Dr. Groves B. Smith, an alienist, who examined the defendants, made two written reports. Defendants' attorney stated he had read the original reports and they were admitted in evidence without objection. The report on Chapman, so far as pertinent, revealed that he was of low average intelligence; that, after leaving school he had been employed both in Alton and on a farm near Alton owned by a brother-in-law; that he stated he had everything he wanted, and that he had twice been convicted of stealing an automobile with Seger, once in 1946, when he was admitted to probation and, again, in 1948, when he served two months in the county jail as a condition to being admitted to probation. Further findings were that he was nervous and very evasive, overly suggestible, extremely emotionally immature, and easily swayed and dominated by others. On the other hand, Dr. Smith also reported that he was adequately oriented in all fields; that he knew the nature of the acts for which he was indicted; that he knew the difference between right and wrong, exhibiting a clear recognition of murder; that he was free of mental disease, and that he had the power to inhibit his antisocial behavior but persisted, knowing it would sooner or later lead him into trouble.
As to Seger, Dr. Smith found that, after leaving school, he had several temporary jobs and spent much of his time in pool halls and cigar stores; that he was convicted of stealing an automobile in 1946, and, again, in 1948, and that, on the date of the offense charged, he was working and had money. According to the alienist, Seger is adequately oriented in all fields, his stream of thought is relevant and coherent, he has no hallucinations, delusions or paranoidic trends and has full knowledge of the nature of the act which he is alleged to have committed. Seger was neither evasive, nervous, emotional or suggestible. The doctor reported he was calm, cool and alert, that he was an extremely determined person motivated by a desire to do as he pleased, and that he showed no remorse for his acts or fear of future consequences, stating, "If I am guilty I should get what is coming to me." From his examination of Seger, Dr. Smith concluded that there were no mitigating circumstances in his case.
The last two exhibits, introduced by the prosecution without objection, were a report of the Bureau of Criminal Identification and Investigation of the Department of Public Safety, disclosing that lie-detector tests given to defendants revealed that their confessions were truthful, and a laboratory report from the Division of State Police in the Department of Public Safety relative to ballistics tests and other tests.

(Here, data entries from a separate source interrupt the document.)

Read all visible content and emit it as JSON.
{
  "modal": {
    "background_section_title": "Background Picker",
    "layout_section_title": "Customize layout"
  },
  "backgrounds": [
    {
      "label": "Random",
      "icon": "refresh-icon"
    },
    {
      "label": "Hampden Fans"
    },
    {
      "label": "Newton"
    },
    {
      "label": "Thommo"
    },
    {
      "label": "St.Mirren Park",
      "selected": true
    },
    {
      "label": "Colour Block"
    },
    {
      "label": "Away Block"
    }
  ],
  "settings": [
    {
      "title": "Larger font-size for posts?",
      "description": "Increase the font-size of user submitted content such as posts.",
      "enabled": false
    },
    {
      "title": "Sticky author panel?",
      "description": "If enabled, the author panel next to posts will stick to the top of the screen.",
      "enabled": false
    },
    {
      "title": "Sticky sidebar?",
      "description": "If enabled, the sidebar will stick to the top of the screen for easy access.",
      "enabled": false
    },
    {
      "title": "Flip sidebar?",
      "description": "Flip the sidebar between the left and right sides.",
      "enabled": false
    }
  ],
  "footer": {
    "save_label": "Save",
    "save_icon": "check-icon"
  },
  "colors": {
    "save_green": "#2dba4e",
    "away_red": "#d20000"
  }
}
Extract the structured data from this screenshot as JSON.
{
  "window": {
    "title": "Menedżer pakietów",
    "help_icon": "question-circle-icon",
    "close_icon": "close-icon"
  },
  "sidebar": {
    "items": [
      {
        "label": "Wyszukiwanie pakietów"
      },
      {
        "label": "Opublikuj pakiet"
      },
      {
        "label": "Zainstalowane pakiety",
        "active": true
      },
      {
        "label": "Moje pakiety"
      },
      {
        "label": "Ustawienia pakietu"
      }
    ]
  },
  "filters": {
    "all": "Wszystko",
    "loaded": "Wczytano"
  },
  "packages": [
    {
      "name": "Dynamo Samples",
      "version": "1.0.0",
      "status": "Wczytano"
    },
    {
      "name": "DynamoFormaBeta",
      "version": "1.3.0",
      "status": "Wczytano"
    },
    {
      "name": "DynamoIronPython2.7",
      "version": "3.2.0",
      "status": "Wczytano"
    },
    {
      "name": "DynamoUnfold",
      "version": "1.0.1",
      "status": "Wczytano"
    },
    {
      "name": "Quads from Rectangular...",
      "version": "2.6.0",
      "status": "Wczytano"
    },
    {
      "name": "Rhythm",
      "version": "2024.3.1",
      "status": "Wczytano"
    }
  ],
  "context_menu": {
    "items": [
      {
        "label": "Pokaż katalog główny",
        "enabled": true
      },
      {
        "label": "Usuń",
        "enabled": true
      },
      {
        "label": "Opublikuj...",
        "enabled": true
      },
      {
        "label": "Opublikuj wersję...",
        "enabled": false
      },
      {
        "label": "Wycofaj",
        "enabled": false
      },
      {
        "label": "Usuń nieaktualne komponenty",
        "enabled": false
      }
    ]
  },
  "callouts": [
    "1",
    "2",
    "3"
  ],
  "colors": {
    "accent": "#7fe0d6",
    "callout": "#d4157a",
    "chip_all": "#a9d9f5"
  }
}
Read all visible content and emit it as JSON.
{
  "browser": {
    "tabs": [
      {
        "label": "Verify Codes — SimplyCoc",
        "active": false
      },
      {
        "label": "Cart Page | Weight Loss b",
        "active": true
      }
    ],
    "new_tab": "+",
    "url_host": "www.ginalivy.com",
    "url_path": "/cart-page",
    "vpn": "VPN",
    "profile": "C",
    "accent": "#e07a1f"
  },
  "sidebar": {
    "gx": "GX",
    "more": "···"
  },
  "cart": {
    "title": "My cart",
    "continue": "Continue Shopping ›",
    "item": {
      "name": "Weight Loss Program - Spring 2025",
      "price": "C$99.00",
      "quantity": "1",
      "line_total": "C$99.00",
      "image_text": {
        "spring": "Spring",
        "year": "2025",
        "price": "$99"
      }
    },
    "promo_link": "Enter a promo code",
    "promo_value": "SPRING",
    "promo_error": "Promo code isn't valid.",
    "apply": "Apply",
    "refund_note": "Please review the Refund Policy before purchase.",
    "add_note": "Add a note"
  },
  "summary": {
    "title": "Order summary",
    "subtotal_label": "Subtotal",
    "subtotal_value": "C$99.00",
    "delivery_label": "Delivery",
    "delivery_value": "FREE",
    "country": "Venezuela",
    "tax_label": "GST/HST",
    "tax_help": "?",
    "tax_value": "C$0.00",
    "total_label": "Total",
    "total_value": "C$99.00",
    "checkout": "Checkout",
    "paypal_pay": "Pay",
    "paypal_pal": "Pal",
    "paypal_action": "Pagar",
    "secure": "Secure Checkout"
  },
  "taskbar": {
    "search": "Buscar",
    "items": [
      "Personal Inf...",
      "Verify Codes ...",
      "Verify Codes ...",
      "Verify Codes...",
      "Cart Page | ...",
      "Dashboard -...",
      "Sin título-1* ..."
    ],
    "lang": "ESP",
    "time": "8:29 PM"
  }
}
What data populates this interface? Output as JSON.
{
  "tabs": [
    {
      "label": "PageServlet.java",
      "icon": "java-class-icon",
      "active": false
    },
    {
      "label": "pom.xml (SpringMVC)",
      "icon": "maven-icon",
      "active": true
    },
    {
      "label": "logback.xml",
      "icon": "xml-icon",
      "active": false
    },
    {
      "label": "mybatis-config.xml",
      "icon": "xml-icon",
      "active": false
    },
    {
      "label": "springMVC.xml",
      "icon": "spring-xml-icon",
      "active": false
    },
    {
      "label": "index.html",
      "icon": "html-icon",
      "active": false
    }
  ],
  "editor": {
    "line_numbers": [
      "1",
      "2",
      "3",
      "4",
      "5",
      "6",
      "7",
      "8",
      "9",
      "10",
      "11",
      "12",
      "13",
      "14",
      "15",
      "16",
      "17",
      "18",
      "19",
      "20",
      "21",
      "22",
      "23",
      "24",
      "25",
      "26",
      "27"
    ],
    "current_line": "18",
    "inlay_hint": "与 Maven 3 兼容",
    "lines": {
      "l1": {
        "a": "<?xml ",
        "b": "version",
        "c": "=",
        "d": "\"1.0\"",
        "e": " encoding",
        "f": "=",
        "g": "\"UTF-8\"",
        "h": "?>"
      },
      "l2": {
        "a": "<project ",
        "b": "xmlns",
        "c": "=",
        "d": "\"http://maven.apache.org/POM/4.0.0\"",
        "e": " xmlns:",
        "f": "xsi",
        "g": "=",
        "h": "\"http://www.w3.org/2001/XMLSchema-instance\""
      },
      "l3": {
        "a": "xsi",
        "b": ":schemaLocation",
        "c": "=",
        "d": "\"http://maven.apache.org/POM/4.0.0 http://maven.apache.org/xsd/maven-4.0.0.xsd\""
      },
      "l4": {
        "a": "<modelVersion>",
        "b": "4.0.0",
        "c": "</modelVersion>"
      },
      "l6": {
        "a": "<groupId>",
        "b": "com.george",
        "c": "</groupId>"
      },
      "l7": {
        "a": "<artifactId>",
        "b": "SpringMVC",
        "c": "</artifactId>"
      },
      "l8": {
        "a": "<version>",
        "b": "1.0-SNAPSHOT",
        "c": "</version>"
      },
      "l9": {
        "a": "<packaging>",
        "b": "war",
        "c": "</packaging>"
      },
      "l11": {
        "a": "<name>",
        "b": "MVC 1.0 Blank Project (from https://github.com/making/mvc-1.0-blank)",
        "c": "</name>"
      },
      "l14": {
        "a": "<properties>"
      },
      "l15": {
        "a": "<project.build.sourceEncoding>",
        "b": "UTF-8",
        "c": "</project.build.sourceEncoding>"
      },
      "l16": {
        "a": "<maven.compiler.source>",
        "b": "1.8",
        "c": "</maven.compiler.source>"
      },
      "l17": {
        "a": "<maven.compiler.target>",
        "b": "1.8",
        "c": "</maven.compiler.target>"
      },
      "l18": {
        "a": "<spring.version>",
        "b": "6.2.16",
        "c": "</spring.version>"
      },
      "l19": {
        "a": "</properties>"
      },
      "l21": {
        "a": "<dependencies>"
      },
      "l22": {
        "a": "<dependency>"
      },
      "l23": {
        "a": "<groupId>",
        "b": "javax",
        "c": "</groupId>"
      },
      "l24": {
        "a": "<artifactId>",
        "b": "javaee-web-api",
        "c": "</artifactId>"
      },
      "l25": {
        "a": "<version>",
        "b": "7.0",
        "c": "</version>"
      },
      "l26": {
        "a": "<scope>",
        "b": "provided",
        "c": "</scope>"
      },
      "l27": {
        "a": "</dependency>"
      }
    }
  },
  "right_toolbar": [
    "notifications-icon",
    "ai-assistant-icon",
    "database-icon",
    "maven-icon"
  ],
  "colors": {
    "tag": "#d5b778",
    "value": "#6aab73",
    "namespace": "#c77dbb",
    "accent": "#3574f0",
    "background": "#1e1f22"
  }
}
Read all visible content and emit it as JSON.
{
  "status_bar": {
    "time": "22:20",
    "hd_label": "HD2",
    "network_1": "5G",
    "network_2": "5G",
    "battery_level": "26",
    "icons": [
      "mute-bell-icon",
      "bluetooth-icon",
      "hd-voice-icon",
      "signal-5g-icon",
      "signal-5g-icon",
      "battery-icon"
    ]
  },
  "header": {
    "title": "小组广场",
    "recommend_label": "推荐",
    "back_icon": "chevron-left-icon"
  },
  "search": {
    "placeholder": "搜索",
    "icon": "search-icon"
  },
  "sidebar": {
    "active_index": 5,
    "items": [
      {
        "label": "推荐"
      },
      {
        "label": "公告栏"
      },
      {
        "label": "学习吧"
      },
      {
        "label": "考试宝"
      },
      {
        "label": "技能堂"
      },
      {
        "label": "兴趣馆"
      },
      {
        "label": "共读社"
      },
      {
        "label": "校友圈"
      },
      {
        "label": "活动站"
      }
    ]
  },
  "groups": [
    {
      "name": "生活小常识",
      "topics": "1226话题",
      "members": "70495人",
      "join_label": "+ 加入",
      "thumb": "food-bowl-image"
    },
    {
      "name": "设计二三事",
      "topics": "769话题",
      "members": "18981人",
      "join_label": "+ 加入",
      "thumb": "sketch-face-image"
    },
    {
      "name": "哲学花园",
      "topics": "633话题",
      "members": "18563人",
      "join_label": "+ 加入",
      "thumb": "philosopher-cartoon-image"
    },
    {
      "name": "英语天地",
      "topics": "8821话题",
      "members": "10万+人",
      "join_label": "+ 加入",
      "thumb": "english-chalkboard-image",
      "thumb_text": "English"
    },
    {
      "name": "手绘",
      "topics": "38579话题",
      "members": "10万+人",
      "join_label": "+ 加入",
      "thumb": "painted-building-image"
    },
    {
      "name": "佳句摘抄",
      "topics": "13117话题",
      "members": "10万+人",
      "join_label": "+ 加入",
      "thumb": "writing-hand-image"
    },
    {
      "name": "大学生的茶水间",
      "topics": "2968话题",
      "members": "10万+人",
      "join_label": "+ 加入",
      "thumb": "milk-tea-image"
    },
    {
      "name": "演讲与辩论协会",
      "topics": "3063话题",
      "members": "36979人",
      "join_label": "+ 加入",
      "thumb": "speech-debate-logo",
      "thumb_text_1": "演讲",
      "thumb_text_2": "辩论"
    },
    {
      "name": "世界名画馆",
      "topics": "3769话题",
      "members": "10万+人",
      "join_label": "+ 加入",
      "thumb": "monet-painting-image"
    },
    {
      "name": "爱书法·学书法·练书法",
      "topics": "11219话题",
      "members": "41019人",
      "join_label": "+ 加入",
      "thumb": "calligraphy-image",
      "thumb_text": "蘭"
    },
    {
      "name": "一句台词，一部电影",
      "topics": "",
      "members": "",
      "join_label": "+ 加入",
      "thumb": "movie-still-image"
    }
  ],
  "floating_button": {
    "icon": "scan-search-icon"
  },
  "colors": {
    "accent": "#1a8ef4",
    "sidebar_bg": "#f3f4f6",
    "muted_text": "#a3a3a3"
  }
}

The attorney for defendants informed the court that his clients did not desire to offer any evidence or to object to any evidence. After the State's Attorney said he would like to have the defendants make some record in the case so as to show whether any evidence could be introduced in mitigation of the offense, the trial judge remarked that it was their privilege to offer evidence in mitigation and, likewise, their privilege to refuse to testify. Counsel for defendants announced that he had again talked to his clients and that they reiterated their desire neither to make a statement of any kind nor to offer any evidence whatsoever. Upon receiving an affirmative reply to an inquiry of counsel whether ...